Your objective: Scan the listing below for the word "трансляции" and copy every line where it occurs.

[Start of Attachment]

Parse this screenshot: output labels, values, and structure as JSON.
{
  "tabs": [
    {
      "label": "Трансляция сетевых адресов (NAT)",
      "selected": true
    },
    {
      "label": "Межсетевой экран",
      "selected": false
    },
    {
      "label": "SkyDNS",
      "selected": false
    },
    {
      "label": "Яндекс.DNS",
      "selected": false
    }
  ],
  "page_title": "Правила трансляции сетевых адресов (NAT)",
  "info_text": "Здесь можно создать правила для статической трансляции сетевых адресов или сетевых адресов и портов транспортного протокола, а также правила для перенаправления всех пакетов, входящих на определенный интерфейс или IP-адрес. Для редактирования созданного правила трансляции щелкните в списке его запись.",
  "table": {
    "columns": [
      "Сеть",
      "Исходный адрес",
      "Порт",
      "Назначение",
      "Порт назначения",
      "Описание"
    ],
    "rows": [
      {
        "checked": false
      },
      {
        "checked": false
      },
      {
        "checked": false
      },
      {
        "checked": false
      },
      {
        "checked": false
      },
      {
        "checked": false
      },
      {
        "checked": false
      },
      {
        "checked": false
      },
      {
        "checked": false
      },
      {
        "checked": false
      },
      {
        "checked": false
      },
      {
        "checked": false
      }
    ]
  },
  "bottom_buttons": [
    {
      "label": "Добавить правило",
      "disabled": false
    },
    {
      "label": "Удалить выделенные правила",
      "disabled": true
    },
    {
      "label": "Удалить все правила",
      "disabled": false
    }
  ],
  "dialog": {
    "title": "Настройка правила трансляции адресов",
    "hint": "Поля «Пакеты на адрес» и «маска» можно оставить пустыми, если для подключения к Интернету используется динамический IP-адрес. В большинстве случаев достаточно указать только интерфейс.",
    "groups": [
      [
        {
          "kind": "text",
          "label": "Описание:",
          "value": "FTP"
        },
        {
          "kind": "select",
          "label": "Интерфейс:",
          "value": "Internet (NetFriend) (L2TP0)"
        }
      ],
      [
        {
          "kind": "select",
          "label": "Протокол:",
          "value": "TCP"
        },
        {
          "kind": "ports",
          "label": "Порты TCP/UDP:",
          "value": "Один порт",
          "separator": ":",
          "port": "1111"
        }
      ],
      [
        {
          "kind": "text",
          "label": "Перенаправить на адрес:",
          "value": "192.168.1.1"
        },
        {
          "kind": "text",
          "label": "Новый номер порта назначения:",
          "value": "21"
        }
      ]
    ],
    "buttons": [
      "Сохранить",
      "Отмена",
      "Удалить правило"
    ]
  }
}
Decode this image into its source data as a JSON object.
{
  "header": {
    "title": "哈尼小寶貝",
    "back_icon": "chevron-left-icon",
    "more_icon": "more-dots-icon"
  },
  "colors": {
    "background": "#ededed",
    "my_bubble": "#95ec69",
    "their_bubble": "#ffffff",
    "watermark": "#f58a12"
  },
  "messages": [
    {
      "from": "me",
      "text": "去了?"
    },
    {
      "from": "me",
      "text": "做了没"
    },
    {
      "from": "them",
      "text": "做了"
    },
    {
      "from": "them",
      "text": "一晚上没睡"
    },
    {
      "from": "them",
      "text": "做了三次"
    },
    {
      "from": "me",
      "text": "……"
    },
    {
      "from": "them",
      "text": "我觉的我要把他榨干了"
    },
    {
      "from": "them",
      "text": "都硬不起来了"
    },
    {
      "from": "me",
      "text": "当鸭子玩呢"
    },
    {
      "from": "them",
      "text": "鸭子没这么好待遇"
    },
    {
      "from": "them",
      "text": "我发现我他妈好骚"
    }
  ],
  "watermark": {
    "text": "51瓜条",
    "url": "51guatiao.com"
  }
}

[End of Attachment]

Answer to the exercise:
  "page_title": "Правила трансляции сетевых адресов (NAT)",
  "info_text": "Здесь можно создать правила для статической трансляции сетевых адресов или сетевых адресов и портов транспортного протокола, а также правила для перенаправления всех пакетов, входящих на определенный интерфейс или IP-адрес. Для редактирования созданного правила трансляции щелкните в списке его запись.",
    "title": "Настройка правила трансляции адресов",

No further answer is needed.